§ **EXERCISE BRIEF**:
Each line of the records that holds the word "auditor" should be copied out.
╭─ EXTRACTED RECORDS
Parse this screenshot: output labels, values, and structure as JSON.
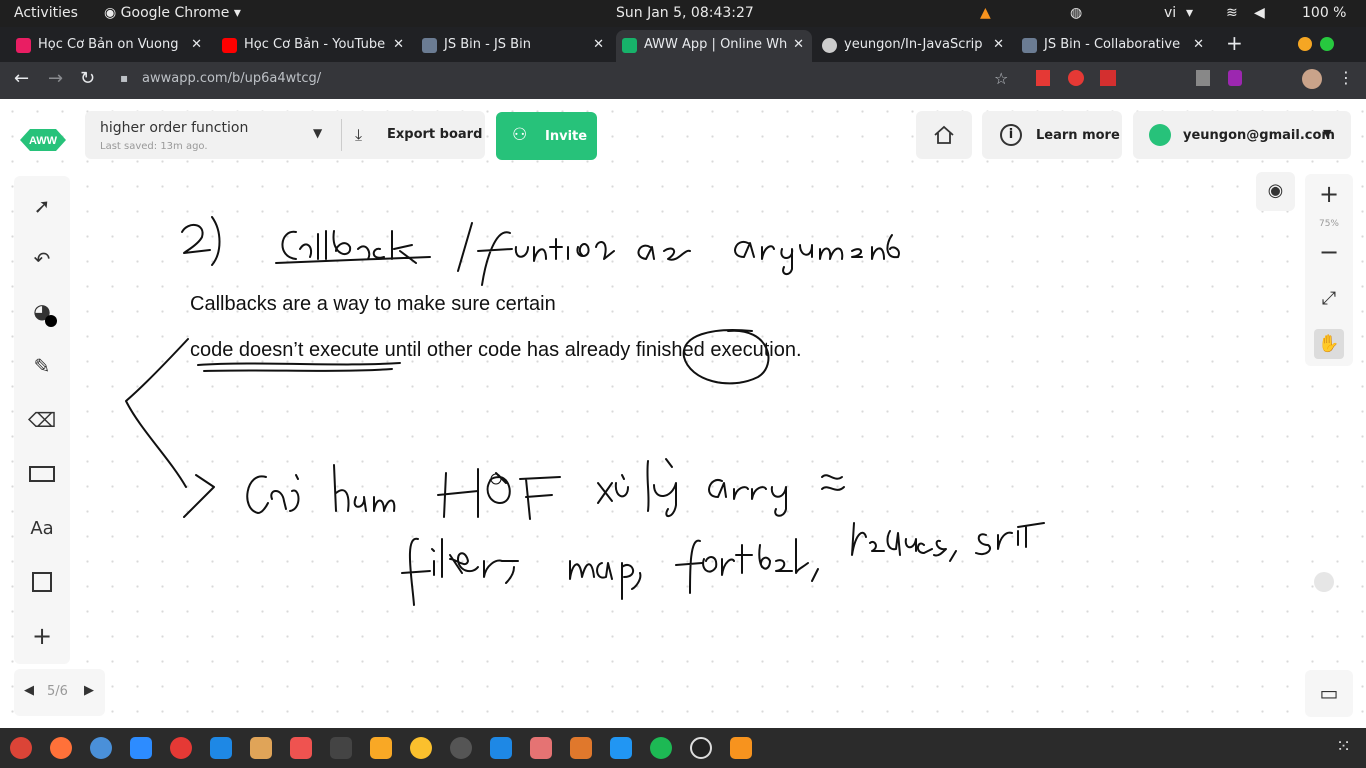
{
  "system": {
    "activities": "Activities",
    "app_name": "Google Chrome",
    "clock": "Sun Jan  5, 08:43:27",
    "lang": "vi",
    "battery": "100 %"
  },
  "tabs": [
    {
      "label": "Học Cơ Bản on Vuong",
      "color": "#e91e63"
    },
    {
      "label": "Học Cơ Bản - YouTube",
      "color": "#ff0000"
    },
    {
      "label": "JS Bin - JS Bin",
      "color": "#6b7c93"
    },
    {
      "label": "AWW App | Online Wh",
      "color": "#17b26a"
    },
    {
      "label": "yeungon/In-JavaScrip",
      "color": "#cccccc"
    },
    {
      "label": "JS Bin - Collaborative",
      "color": "#6b7c93"
    }
  ],
  "browser": {
    "url": "awwapp.com/b/up6a4wtcg/"
  },
  "header": {
    "board_name": "higher order function",
    "last_saved": "Last saved: 13m ago.",
    "export_label": "Export board",
    "invite_label": "Invite",
    "learn_more_label": "Learn more",
    "user_email": "yeungon@gmail.com"
  },
  "canvas": {
    "line1": "Callbacks are a way to make sure certain",
    "line2": "code doesn’t execute until other code has already finished execution."
  },
  "zoom": {
    "level": "75%"
  },
  "pager": {
    "label": "5/6"
  },
  "tools": {
    "text_tool": "Aa"
  },
  "colors": {
    "accent": "#27c27a",
    "annotation": "#d0192b"
  }
}
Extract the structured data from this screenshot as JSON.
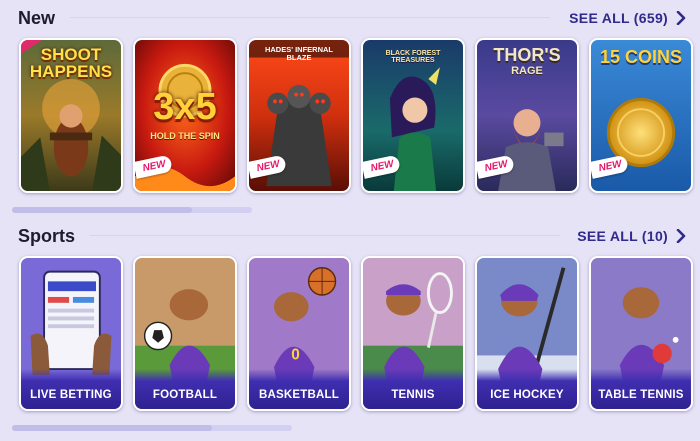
{
  "new_section": {
    "title": "New",
    "see_all": "SEE ALL (659)",
    "badge": "NEW",
    "games": [
      {
        "title": "SHOOT HAPPENS",
        "subtitle": "",
        "new": false
      },
      {
        "title": "3x5",
        "subtitle": "HOLD THE SPIN",
        "new": true
      },
      {
        "title": "HADES' INFERNAL BLAZE",
        "subtitle": "",
        "new": true
      },
      {
        "title": "BLACK FOREST TREASURES",
        "subtitle": "",
        "new": true
      },
      {
        "title": "THOR'S",
        "subtitle": "RAGE",
        "new": true
      },
      {
        "title": "15 COINS",
        "subtitle": "",
        "new": true
      }
    ]
  },
  "sports_section": {
    "title": "Sports",
    "see_all": "SEE ALL (10)",
    "items": [
      {
        "label": "LIVE BETTING"
      },
      {
        "label": "FOOTBALL"
      },
      {
        "label": "BASKETBALL"
      },
      {
        "label": "TENNIS"
      },
      {
        "label": "ICE HOCKEY"
      },
      {
        "label": "TABLE TENNIS"
      }
    ]
  },
  "colors": {
    "background": "#e6e3f7",
    "accent": "#2f2a8c",
    "badge": "#e5186a",
    "sport_label_bg": "#3f2fb0"
  }
}
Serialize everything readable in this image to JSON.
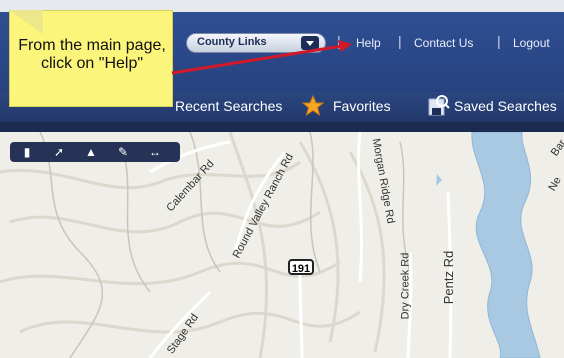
{
  "header": {
    "county_links_label": "County Links",
    "links": [
      {
        "label": "Help"
      },
      {
        "label": "Contact Us"
      },
      {
        "label": "Logout"
      }
    ],
    "separator": "|"
  },
  "tabs": [
    {
      "label": "Recent Searches"
    },
    {
      "label": "Favorites"
    },
    {
      "label": "Saved Searches"
    }
  ],
  "callout": {
    "text": "From the main page, click on \"Help\""
  },
  "map": {
    "toolbar": [
      {
        "icon": "comment-icon"
      },
      {
        "icon": "pin-icon"
      },
      {
        "icon": "trash-icon"
      },
      {
        "icon": "pencil-icon"
      },
      {
        "icon": "measure-icon"
      }
    ],
    "roads": [
      {
        "label": "Calembar Rd"
      },
      {
        "label": "Round Valley Ranch Rd"
      },
      {
        "label": "Morgan Ridge Rd"
      },
      {
        "label": "Dry Creek Rd"
      },
      {
        "label": "Pentz Rd"
      },
      {
        "label": "Stage Rd"
      },
      {
        "label": "Ne"
      },
      {
        "label": "Bar"
      }
    ],
    "shield": "191"
  },
  "colors": {
    "navbar": "#2f4f93",
    "note": "#fbf57b",
    "arrow": "#d1192b",
    "water": "#a9c9e2",
    "land": "#efeee8"
  }
}
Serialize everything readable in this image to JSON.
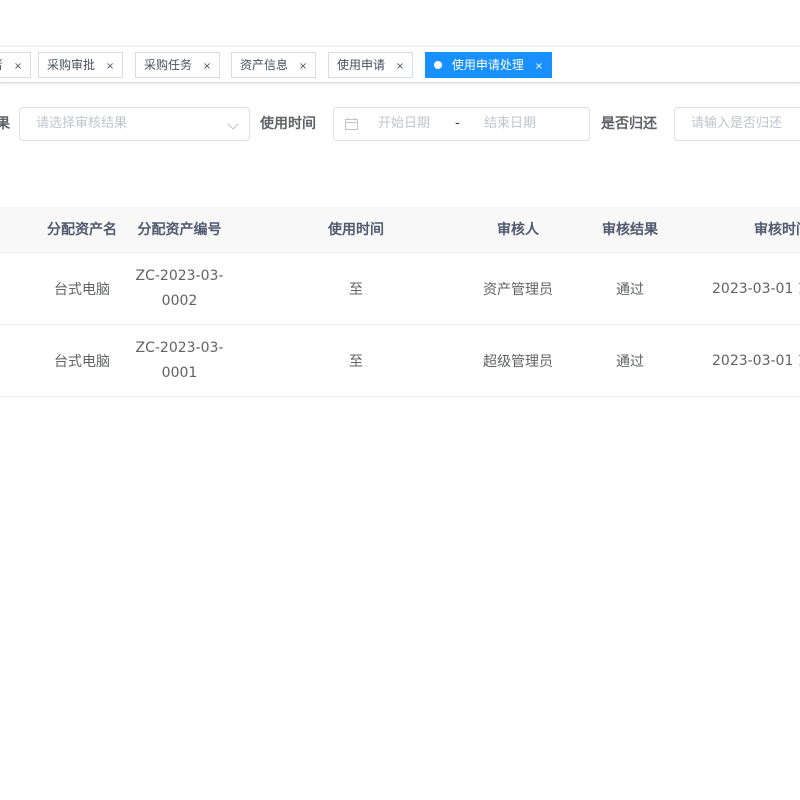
{
  "tags": [
    {
      "label": "者",
      "close": "×"
    },
    {
      "label": "采购审批",
      "close": "×"
    },
    {
      "label": "采购任务",
      "close": "×"
    },
    {
      "label": "资产信息",
      "close": "×"
    },
    {
      "label": "使用申请",
      "close": "×"
    },
    {
      "label": "使用申请处理",
      "close": "×",
      "active": true
    }
  ],
  "form": {
    "result_label": "果",
    "result_placeholder": "请选择审核结果",
    "time_label": "使用时间",
    "time_start_placeholder": "开始日期",
    "time_separator": "-",
    "time_end_placeholder": "结束日期",
    "return_label": "是否归还",
    "return_placeholder": "请输入是否归还"
  },
  "table": {
    "headers": {
      "asset_name": "分配资产名",
      "asset_code": "分配资产编号",
      "use_time": "使用时间",
      "auditor": "审核人",
      "result": "审核结果",
      "audit_time": "审核时间"
    },
    "rows": [
      {
        "asset_name": "台式电脑",
        "asset_code": "ZC-2023-03-0002",
        "use_time": "至",
        "auditor": "资产管理员",
        "result": "通过",
        "audit_time": "2023-03-01 1"
      },
      {
        "asset_name": "台式电脑",
        "asset_code": "ZC-2023-03-0001",
        "use_time": "至",
        "auditor": "超级管理员",
        "result": "通过",
        "audit_time": "2023-03-01 1"
      }
    ]
  },
  "colors": {
    "accent": "#1890ff",
    "header_bg": "#f8f8f9",
    "border": "#dcdfe6"
  }
}
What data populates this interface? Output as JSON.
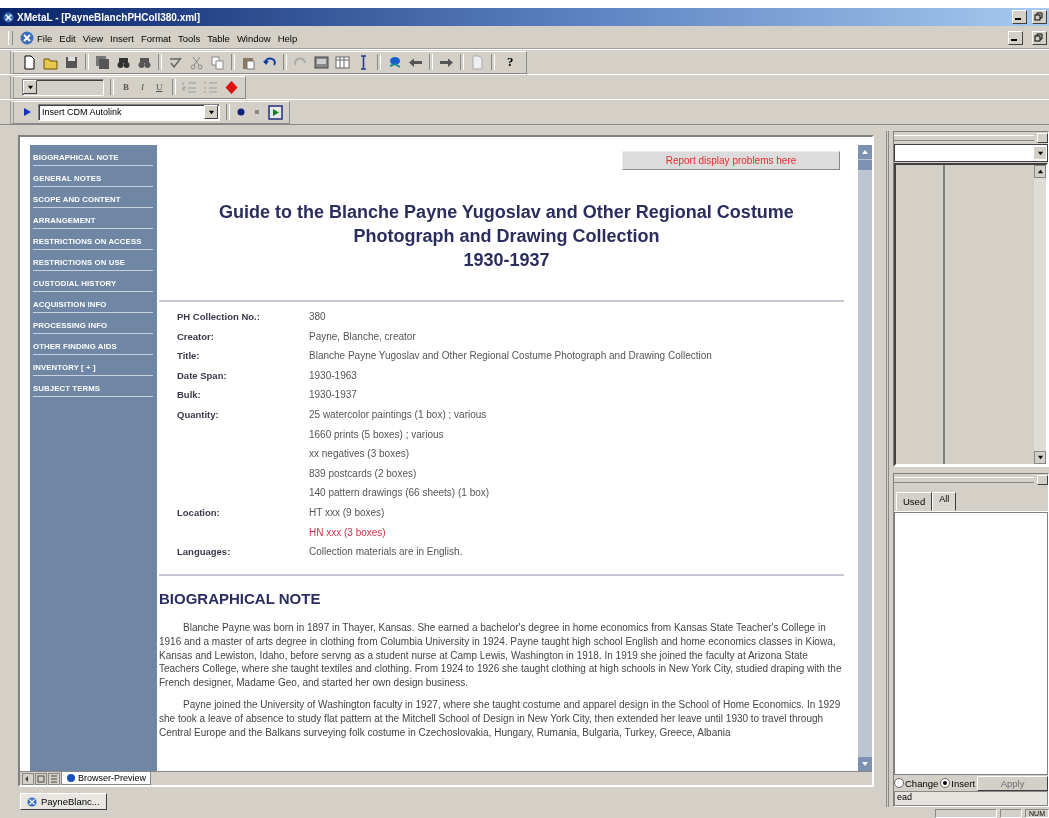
{
  "window": {
    "title": "XMetaL - [PayneBlanchPHColl380.xml]"
  },
  "menu": [
    "File",
    "Edit",
    "View",
    "Insert",
    "Format",
    "Tools",
    "Table",
    "Window",
    "Help"
  ],
  "format_toolbar": {
    "bold": "B",
    "italic": "I",
    "underline": "U"
  },
  "help_button": "?",
  "autolink": {
    "value": "Insert CDM Autolink"
  },
  "nav": [
    "BIOGRAPHICAL NOTE",
    "GENERAL NOTES",
    "SCOPE AND CONTENT",
    "ARRANGEMENT",
    "RESTRICTIONS ON ACCESS",
    "RESTRICTIONS ON USE",
    "CUSTODIAL HISTORY",
    "ACQUISITION INFO",
    "PROCESSING INFO",
    "OTHER FINDING AIDS",
    "INVENTORY  [ + ]",
    "SUBJECT TERMS"
  ],
  "report_button": "Report display problems here",
  "title_lines": [
    "Guide to the Blanche Payne Yugoslav and Other Regional Costume",
    "Photograph and Drawing Collection",
    "1930-1937"
  ],
  "details": [
    {
      "label": "PH Collection No.:",
      "values": [
        {
          "text": "380",
          "highlighted": false
        }
      ]
    },
    {
      "label": "Creator:",
      "values": [
        {
          "text": "Payne, Blanche, creator",
          "highlighted": false
        }
      ]
    },
    {
      "label": "Title:",
      "values": [
        {
          "text": "Blanche Payne Yugoslav and Other Regional Costume Photograph and Drawing Collection",
          "highlighted": false
        }
      ]
    },
    {
      "label": "Date Span:",
      "values": [
        {
          "text": "1930-1963",
          "highlighted": false
        }
      ]
    },
    {
      "label": "Bulk:",
      "values": [
        {
          "text": "1930-1937",
          "highlighted": false
        }
      ]
    },
    {
      "label": "Quantity:",
      "values": [
        {
          "text": "25 watercolor paintings (1 box) ; various",
          "highlighted": false
        },
        {
          "text": "1660 prints (5 boxes) ; various",
          "highlighted": false
        },
        {
          "text": "xx negatives (3 boxes)",
          "highlighted": false
        },
        {
          "text": "839 postcards (2 boxes)",
          "highlighted": false
        },
        {
          "text": "140 pattern drawings (66 sheets) (1 box)",
          "highlighted": false
        }
      ]
    },
    {
      "label": "Location:",
      "values": [
        {
          "text": "HT xxx (9 boxes)",
          "highlighted": false
        },
        {
          "text": "HN xxx (3 boxes)",
          "highlighted": true
        }
      ]
    },
    {
      "label": "Languages:",
      "values": [
        {
          "text": "Collection materials are in English.",
          "highlighted": false
        }
      ]
    }
  ],
  "section": {
    "heading": "BIOGRAPHICAL NOTE",
    "paragraphs": [
      "Blanche Payne was born in 1897 in Thayer, Kansas. She earned a bachelor's degree in home economics from Kansas State Teacher's College in 1916 and a master of arts degree in clothing from Columbia University in 1924. Payne taught high school English and home economics classes in Kiowa, Kansas and Lewiston, Idaho, before servng as a student nurse at Camp Lewis, Washington in 1918. In 1919 she joined the faculty at Arizona State Teachers College, where she taught textiles and clothing. From 1924 to 1926 she taught clothing at high schools in New York City, studied draping with the French designer, Madame Geo, and started her own design business.",
      "Payne joined the University of Washington faculty in 1927, where she taught costume and apparel design in the School of Home Economics. In 1929 she took a leave of absence to study flat pattern at the Mitchell School of Design in New York City, then extended her leave until 1930 to travel through Central Europe and the Balkans surveying folk costume in Czechoslovakia, Hungary, Rumania, Bulgaria, Turkey, Greece, Albania"
    ]
  },
  "view_tabs": [
    {
      "label": "Browser-Preview",
      "selected": true
    }
  ],
  "doc_tabs": [
    {
      "label": "PayneBlanc...",
      "selected": true
    }
  ],
  "side_tabs": [
    {
      "label": "Used",
      "selected": false
    },
    {
      "label": "All",
      "selected": true
    }
  ],
  "insert_mode": [
    {
      "label": "Change",
      "selected": false
    },
    {
      "label": "Insert",
      "selected": true
    }
  ],
  "apply_button": {
    "label": "Apply",
    "disabled": true
  },
  "element_field": {
    "value": "ead"
  },
  "status_bar": {
    "num": "NUM"
  }
}
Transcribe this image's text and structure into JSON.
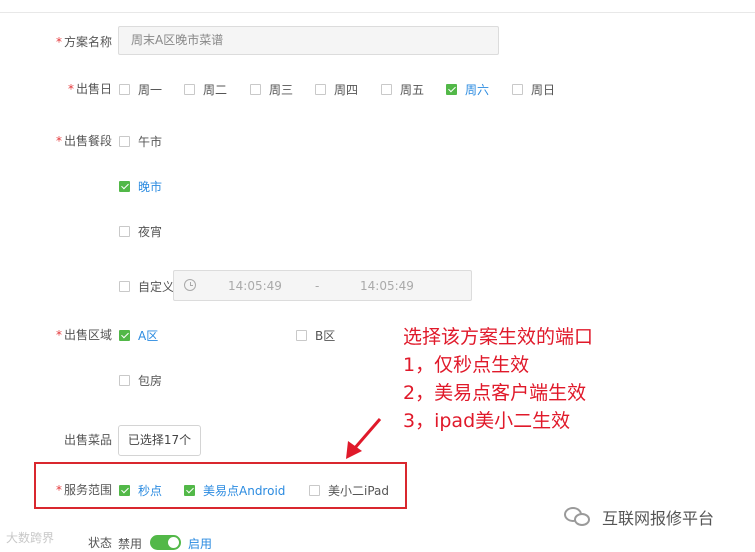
{
  "form": {
    "plan_name": {
      "label": "方案名称",
      "value": "周末A区晚市菜谱"
    },
    "sale_day": {
      "label": "出售日",
      "options": [
        {
          "text": "周一",
          "checked": false
        },
        {
          "text": "周二",
          "checked": false
        },
        {
          "text": "周三",
          "checked": false
        },
        {
          "text": "周四",
          "checked": false
        },
        {
          "text": "周五",
          "checked": false
        },
        {
          "text": "周六",
          "checked": true
        },
        {
          "text": "周日",
          "checked": false
        }
      ]
    },
    "meal_period": {
      "label": "出售餐段",
      "options": [
        {
          "text": "午市",
          "checked": false
        },
        {
          "text": "晚市",
          "checked": true
        },
        {
          "text": "夜宵",
          "checked": false
        },
        {
          "text": "自定义",
          "checked": false
        }
      ],
      "time_start": "14:05:49",
      "time_separator": "-",
      "time_end": "14:05:49"
    },
    "area": {
      "label": "出售区域",
      "options": [
        {
          "text": "A区",
          "checked": true
        },
        {
          "text": "B区",
          "checked": false
        },
        {
          "text": "包房",
          "checked": false
        }
      ]
    },
    "dishes": {
      "label": "出售菜品",
      "button": "已选择17个"
    },
    "service_scope": {
      "label": "服务范围",
      "options": [
        {
          "text": "秒点",
          "checked": true
        },
        {
          "text": "美易点Android",
          "checked": true
        },
        {
          "text": "美小二iPad",
          "checked": false
        }
      ]
    },
    "status": {
      "label": "状态",
      "off_text": "禁用",
      "on_text": "启用",
      "enabled": true
    }
  },
  "annotation": {
    "lines": [
      "选择该方案生效的端口",
      "1，仅秒点生效",
      "2，美易点客户端生效",
      "3，ipad美小二生效"
    ],
    "color": "#e0192a"
  },
  "watermark": {
    "left": "大数跨界",
    "right": "互联网报修平台"
  },
  "colors": {
    "accent": "#2b8be0",
    "check": "#52b848",
    "required": "#e4393c"
  }
}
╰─
§ **TASK ANSWER**:
      "auditor": "审核人",
        "auditor": "资产管理员",
        "auditor": "超级管理员",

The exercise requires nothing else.